At any point, you can simply flip back and forth to see the results. I'm going to go ahead and click Apply. We're now ready to add another constraint to tell this shaft that it needs to reside in this hole. To do that, we're going to go to the dialogue box and return to our mate solution. Then we can hover over the face on the shaft to select its axis, and we can hover over the face inside the hole and select its axis. The parts snap into position and we are now ready to select Ok to commit those changes and exit the dialogue.
Let's go ahead and hit the Home button and look at what we've created. What we've done is essentially just taken this shaft, made it flush to this face on the joint, and linked up the axis lines through the hole in the shaft so that they're aligned with one another. Let's go ahead and repeat that process one more time. I'm going to left click and drag this joint over a little bit closer so we can see it. We're going to go ahead and right click on the graphics window and select Constraint one more time. All our settings are set up and we're ready to simply select this face and the face on the other side of this shaft.
The problem we have right now is we can't get to this without rotating. Since this is a small assembly, in most cases I'd probably just rotate and select it, but I do want to call out one feature that can come in very handy when creating constraints. That's the ability to select through the part. You'll notice when I hover over the face on the cylinder, I get the axis selected. However, I can also see the circle on the back that represents the face I want to select. If I move my mouse into that ring where I could select that circle and just pause for a moment, Inventor is going to bring up a drop down list for me.
What it's done is essentially found the position of my cursor and drilled through the entire part, and made a list of everything it hit on the way through. Right here you can see the axis, and the second option is that face. All I have to do is select number two, and you can see the part moves into position. I'm going to go ahead and flip that to a flush constraint and apply its change, and then simply hover over the center of the hole, and then change back to the mate solution, so that we can select the axis of the shaft and the axis of the hole so that they're aligned as well.
I'm going to go ahead and apply that constraint, and cancel the dialogue box and look at what we have. Right now we have this joint in the browser, which is grounded, we have the connecting rod, and we have this second joint. If we left click and drag on that second joint, you can see it still rotates. I'm going to use Ctrl Z to return it to its original position. So now we need one more constraint. We need a flush constraint between these two faces. Let's go ahead and right click and select Constraint. Switch to our flush solution. Select the face on one joint and the face on the other.
Simply selecting Ok will apply that constraint and if we left click and drag, you can see we get a no go symbol. Essentially we don't have the ability to make motion with this part because it's locked into position based on those constraints. If we take a moment and look in the browser, and expand these components, you'll see that the constraints have all been added. If you hover over any constraint, you can see the components highlight, showing what is connected. Here on this bottom one is the one we just created. You can see the two faces involved in that solution.

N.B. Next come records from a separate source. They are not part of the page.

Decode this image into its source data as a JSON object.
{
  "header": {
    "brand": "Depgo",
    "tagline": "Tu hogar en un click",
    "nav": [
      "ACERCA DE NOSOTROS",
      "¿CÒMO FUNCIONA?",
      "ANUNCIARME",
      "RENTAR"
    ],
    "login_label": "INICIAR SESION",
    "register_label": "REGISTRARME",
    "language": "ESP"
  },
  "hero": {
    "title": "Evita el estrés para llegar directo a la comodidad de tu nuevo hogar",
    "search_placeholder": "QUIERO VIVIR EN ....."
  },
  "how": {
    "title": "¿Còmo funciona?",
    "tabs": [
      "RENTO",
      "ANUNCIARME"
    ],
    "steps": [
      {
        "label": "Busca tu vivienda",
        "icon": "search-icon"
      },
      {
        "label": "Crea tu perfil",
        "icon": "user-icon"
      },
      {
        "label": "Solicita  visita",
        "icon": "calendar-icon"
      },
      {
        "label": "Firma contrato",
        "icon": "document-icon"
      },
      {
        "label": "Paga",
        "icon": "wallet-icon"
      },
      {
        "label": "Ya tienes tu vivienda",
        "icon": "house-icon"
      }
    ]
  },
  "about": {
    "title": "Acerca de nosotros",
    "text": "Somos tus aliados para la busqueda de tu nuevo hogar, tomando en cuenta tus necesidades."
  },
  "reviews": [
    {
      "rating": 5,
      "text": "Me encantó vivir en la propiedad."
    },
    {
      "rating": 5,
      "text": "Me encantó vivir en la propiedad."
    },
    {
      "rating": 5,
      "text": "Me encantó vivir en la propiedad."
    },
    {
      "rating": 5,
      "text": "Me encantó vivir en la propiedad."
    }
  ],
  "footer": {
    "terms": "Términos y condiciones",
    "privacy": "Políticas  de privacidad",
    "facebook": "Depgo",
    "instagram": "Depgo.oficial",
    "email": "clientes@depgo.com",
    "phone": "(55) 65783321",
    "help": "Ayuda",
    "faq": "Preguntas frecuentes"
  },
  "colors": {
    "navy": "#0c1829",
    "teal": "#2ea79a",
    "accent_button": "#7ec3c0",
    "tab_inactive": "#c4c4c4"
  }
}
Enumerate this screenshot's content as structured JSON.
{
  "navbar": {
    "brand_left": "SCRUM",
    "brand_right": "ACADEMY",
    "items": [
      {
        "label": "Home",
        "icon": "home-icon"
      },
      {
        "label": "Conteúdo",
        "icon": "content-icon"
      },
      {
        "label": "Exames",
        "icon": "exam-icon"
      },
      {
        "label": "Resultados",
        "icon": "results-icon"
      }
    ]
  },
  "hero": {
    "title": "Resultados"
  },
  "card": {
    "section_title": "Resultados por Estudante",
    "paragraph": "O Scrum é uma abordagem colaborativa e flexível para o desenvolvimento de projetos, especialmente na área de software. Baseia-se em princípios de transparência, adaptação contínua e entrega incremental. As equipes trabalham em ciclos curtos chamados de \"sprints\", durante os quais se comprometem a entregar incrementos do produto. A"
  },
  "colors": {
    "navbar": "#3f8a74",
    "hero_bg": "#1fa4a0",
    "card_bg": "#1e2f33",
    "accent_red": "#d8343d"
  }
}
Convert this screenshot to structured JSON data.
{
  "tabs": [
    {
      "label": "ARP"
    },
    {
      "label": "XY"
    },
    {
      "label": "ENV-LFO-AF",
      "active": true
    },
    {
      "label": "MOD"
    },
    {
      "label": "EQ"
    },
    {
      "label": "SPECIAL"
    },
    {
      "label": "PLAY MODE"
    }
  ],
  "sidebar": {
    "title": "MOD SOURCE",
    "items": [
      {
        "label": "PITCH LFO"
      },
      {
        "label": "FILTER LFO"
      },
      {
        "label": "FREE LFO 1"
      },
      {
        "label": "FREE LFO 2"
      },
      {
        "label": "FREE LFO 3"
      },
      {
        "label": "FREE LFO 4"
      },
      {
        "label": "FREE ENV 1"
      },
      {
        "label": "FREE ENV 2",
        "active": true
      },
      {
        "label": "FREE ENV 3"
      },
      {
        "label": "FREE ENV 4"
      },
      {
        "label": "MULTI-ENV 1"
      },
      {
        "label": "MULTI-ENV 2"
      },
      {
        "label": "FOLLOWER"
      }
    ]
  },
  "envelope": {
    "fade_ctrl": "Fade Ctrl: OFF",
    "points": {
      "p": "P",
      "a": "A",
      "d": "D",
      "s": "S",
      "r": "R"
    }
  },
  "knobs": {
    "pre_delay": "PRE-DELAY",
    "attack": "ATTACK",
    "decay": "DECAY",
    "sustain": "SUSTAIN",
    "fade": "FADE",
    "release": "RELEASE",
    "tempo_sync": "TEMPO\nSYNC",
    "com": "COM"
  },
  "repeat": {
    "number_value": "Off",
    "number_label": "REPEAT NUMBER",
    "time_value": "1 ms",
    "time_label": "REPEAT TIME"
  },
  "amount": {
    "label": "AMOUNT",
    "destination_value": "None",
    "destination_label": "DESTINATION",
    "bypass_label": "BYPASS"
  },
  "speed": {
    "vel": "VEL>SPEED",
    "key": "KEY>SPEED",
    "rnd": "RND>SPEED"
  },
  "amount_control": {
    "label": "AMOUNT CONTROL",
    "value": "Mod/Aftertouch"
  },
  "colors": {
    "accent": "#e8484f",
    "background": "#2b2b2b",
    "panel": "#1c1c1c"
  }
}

- Reviewing interface changes
- Projecting and importing geometry
- Working with Autodesk AnyCAD
- Understanding part modeling
- Building parts with placed features
- Working with partial chamfers